  • Context

    There are a number of blogs that I read, almost daily. I know a lot of people do this and many do it by subscribing to the RSS feed of a given blog. I am not one of those people. Why? I like to see the information in its original context. RSS readers strip everything off the webpage except the text of the post. So just by glance, I can’t tell which website the post came from. I don’t like this at all. I prefer to read the text on the original site that the author created. Why? It helps me to remember where I read the information. A typical example, just the other day, I was thinking that there was a book I was interested in reading because I had read about it on some website. It was a somewhat technical book, so it could have been reviewed on any number of sites that I visit. However, I couldn’t remember the title and I didn’t think it was an actual review of the book. I was something written by the person who wrote the book. I remembered liking the post, but all I could remember was that I had read about it in December and it was to be published in January. Now that it was January, I wanted to remember it to see if I wanted to buy it. After picturing the article, I remembered that it was on the NY Times website. I like that my brain still had the connection of where I read the article. I supposed if I read it in an RSS feed (which I don’t even know if the NY Times provides), I could have looked there somehow. But I think it’s good for my brain to still be making connections like this. It’s probably more inefficient to read blogs this way, but it’s my preferred way. And I’m also not a fan of making everything more efficient. Inefficiency is good. But that’s a post for another day.

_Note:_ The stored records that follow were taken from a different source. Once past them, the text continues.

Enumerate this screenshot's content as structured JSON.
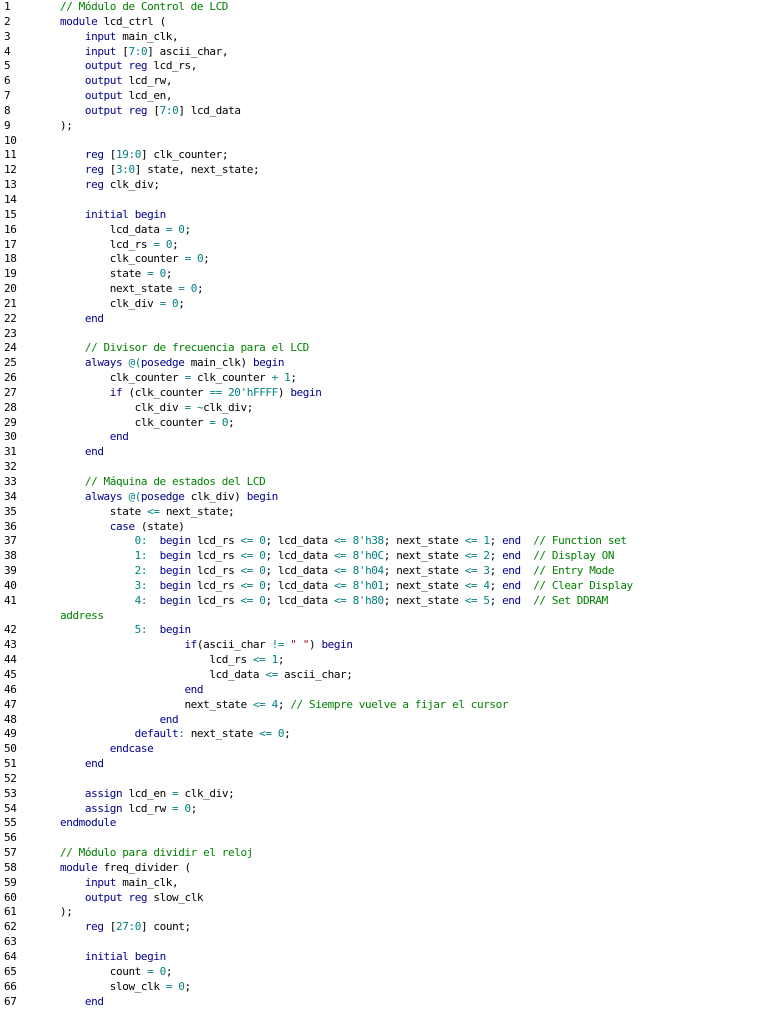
{
  "editor": {
    "lines": [
      {
        "no": "1",
        "text": "// Módulo de Control de LCD"
      },
      {
        "no": "2",
        "text": "module lcd_ctrl ("
      },
      {
        "no": "3",
        "text": "    input main_clk,"
      },
      {
        "no": "4",
        "text": "    input [7:0] ascii_char,"
      },
      {
        "no": "5",
        "text": "    output reg lcd_rs,"
      },
      {
        "no": "6",
        "text": "    output lcd_rw,"
      },
      {
        "no": "7",
        "text": "    output lcd_en,"
      },
      {
        "no": "8",
        "text": "    output reg [7:0] lcd_data"
      },
      {
        "no": "9",
        "text": ");"
      },
      {
        "no": "10",
        "text": ""
      },
      {
        "no": "11",
        "text": "    reg [19:0] clk_counter;"
      },
      {
        "no": "12",
        "text": "    reg [3:0] state, next_state;"
      },
      {
        "no": "13",
        "text": "    reg clk_div;"
      },
      {
        "no": "14",
        "text": ""
      },
      {
        "no": "15",
        "text": "    initial begin"
      },
      {
        "no": "16",
        "text": "        lcd_data = 0;"
      },
      {
        "no": "17",
        "text": "        lcd_rs = 0;"
      },
      {
        "no": "18",
        "text": "        clk_counter = 0;"
      },
      {
        "no": "19",
        "text": "        state = 0;"
      },
      {
        "no": "20",
        "text": "        next_state = 0;"
      },
      {
        "no": "21",
        "text": "        clk_div = 0;"
      },
      {
        "no": "22",
        "text": "    end"
      },
      {
        "no": "23",
        "text": ""
      },
      {
        "no": "24",
        "text": "    // Divisor de frecuencia para el LCD"
      },
      {
        "no": "25",
        "text": "    always @(posedge main_clk) begin"
      },
      {
        "no": "26",
        "text": "        clk_counter = clk_counter + 1;"
      },
      {
        "no": "27",
        "text": "        if (clk_counter == 20'hFFFF) begin"
      },
      {
        "no": "28",
        "text": "            clk_div = ~clk_div;"
      },
      {
        "no": "29",
        "text": "            clk_counter = 0;"
      },
      {
        "no": "30",
        "text": "        end"
      },
      {
        "no": "31",
        "text": "    end"
      },
      {
        "no": "32",
        "text": ""
      },
      {
        "no": "33",
        "text": "    // Máquina de estados del LCD"
      },
      {
        "no": "34",
        "text": "    always @(posedge clk_div) begin"
      },
      {
        "no": "35",
        "text": "        state <= next_state;"
      },
      {
        "no": "36",
        "text": "        case (state)"
      },
      {
        "no": "37",
        "text": "            0:  begin lcd_rs <= 0; lcd_data <= 8'h38; next_state <= 1; end  // Function set"
      },
      {
        "no": "38",
        "text": "            1:  begin lcd_rs <= 0; lcd_data <= 8'h0C; next_state <= 2; end  // Display ON"
      },
      {
        "no": "39",
        "text": "            2:  begin lcd_rs <= 0; lcd_data <= 8'h04; next_state <= 3; end  // Entry Mode"
      },
      {
        "no": "40",
        "text": "            3:  begin lcd_rs <= 0; lcd_data <= 8'h01; next_state <= 4; end  // Clear Display"
      },
      {
        "no": "41",
        "text": "            4:  begin lcd_rs <= 0; lcd_data <= 8'h80; next_state <= 5; end  // Set DDRAM"
      },
      {
        "no": "",
        "text": "address",
        "wrap": true
      },
      {
        "no": "42",
        "text": "            5:  begin"
      },
      {
        "no": "43",
        "text": "                    if(ascii_char != \" \") begin"
      },
      {
        "no": "44",
        "text": "                        lcd_rs <= 1;"
      },
      {
        "no": "45",
        "text": "                        lcd_data <= ascii_char;"
      },
      {
        "no": "46",
        "text": "                    end"
      },
      {
        "no": "47",
        "text": "                    next_state <= 4; // Siempre vuelve a fijar el cursor"
      },
      {
        "no": "48",
        "text": "                end"
      },
      {
        "no": "49",
        "text": "            default: next_state <= 0;"
      },
      {
        "no": "50",
        "text": "        endcase"
      },
      {
        "no": "51",
        "text": "    end"
      },
      {
        "no": "52",
        "text": ""
      },
      {
        "no": "53",
        "text": "    assign lcd_en = clk_div;"
      },
      {
        "no": "54",
        "text": "    assign lcd_rw = 0;"
      },
      {
        "no": "55",
        "text": "endmodule"
      },
      {
        "no": "56",
        "text": ""
      },
      {
        "no": "57",
        "text": "// Módulo para dividir el reloj"
      },
      {
        "no": "58",
        "text": "module freq_divider ("
      },
      {
        "no": "59",
        "text": "    input main_clk,"
      },
      {
        "no": "60",
        "text": "    output reg slow_clk"
      },
      {
        "no": "61",
        "text": ");"
      },
      {
        "no": "62",
        "text": "    reg [27:0] count;"
      },
      {
        "no": "63",
        "text": ""
      },
      {
        "no": "64",
        "text": "    initial begin"
      },
      {
        "no": "65",
        "text": "        count = 0;"
      },
      {
        "no": "66",
        "text": "        slow_clk = 0;"
      },
      {
        "no": "67",
        "text": "    end"
      }
    ]
  },
  "colors": {
    "keyword": "#00008b",
    "comment": "#008000",
    "number": "#008080",
    "string": "#a31515",
    "text": "#000000",
    "background": "#ffffff"
  }
}
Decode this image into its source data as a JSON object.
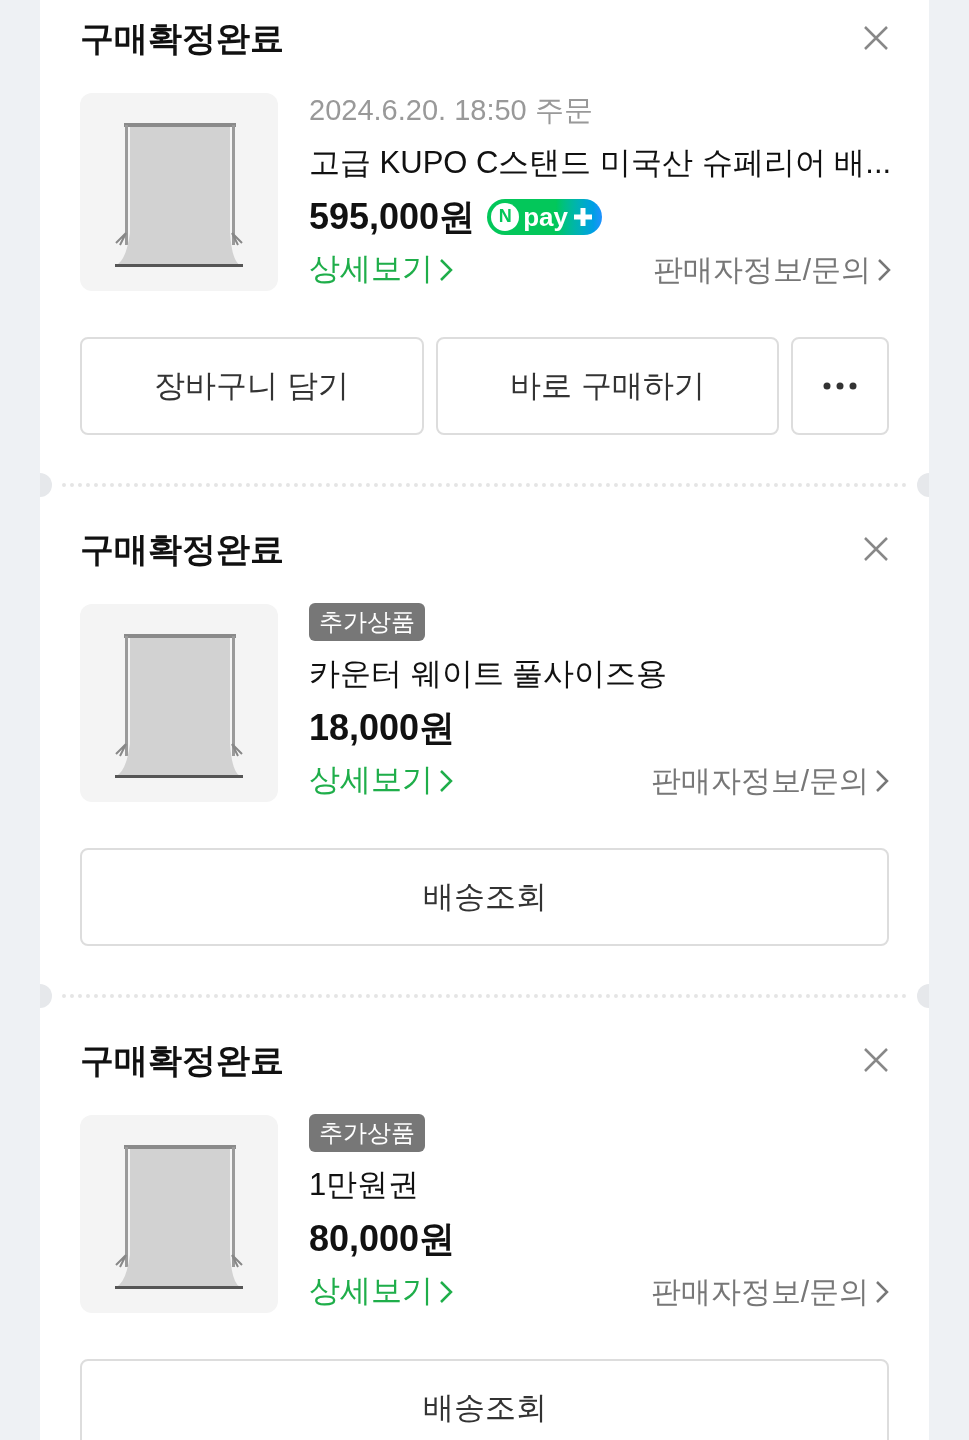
{
  "orders": [
    {
      "status": "구매확정완료",
      "date": "2024.6.20. 18:50 주문",
      "name": "고급 KUPO C스탠드 미국산 슈페리어 배...",
      "price": "595,000원",
      "badge": {
        "mark": "N",
        "label": "pay"
      },
      "detail_link": "상세보기",
      "seller_link": "판매자정보/문의",
      "buttons": [
        {
          "kind": "text",
          "label": "장바구니 담기"
        },
        {
          "kind": "text",
          "label": "바로 구매하기"
        },
        {
          "kind": "more"
        }
      ]
    },
    {
      "status": "구매확정완료",
      "tag": "추가상품",
      "name": "카운터 웨이트 풀사이즈용",
      "price": "18,000원",
      "detail_link": "상세보기",
      "seller_link": "판매자정보/문의",
      "buttons": [
        {
          "kind": "text",
          "label": "배송조회"
        }
      ]
    },
    {
      "status": "구매확정완료",
      "tag": "추가상품",
      "name": "1만원권",
      "price": "80,000원",
      "detail_link": "상세보기",
      "seller_link": "판매자정보/문의",
      "buttons": [
        {
          "kind": "text",
          "label": "배송조회"
        }
      ]
    }
  ]
}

  • To 2013

    Here are my goals for 2013. A lot of the same things as last year, but hopefully I’ll get further along with them.

  • 2012 in Review

    Being the last day of 2012, I thought I’d take a minute and check out how I did with the goals I set for last year.

  • Kindle/iPad/ebook Reader Issue

    I just purchased a book on Amazon to read on my ipad. Unfortunately, I have a number of different email addresses and I ended up using an email address that was different than the one I used to set up the Amazon app on my ipad. So the only way that I can read the book I just bought is to deregister the app with the old email, which will delete all the books that I currently have and then reregister with the new email address that I used. I did that and now have a single book in my ipad app, which is the one I just bought. If I want to get back the others, I have to repeat the process and go back to my old email address.

  • Ruby and Ldap

    I’ve been rewriting a script I use that lets people update their linux and samba user passwords at the same time. Our server uses samba and openldap to behave as a primary domain controller for our windows computers and a single sign-on for a few other services. It’s been working great for years and way back when we started using this, I wrote a perl script to take care of keeping the two passwords in sync. The original problem was that if you use the regular linux passwd command, the linux password will change, but the samba one will not. The samba password uses an nthash. In a given user’s ldap account, there is the userPassword field which holds the linux password and the sambaNTPassword field which holds the samba password. For a user to be able to use any of the web services we run on the server and login to any of our windows computers with the same password, these two fields need to contain the same password.

  • Hidden ~/Library Directory

    Mac OS X 10.8 (I think 10.7 too) hides the user’s Library directory by default. This is annoying. To automatically make in show in Finder, run this: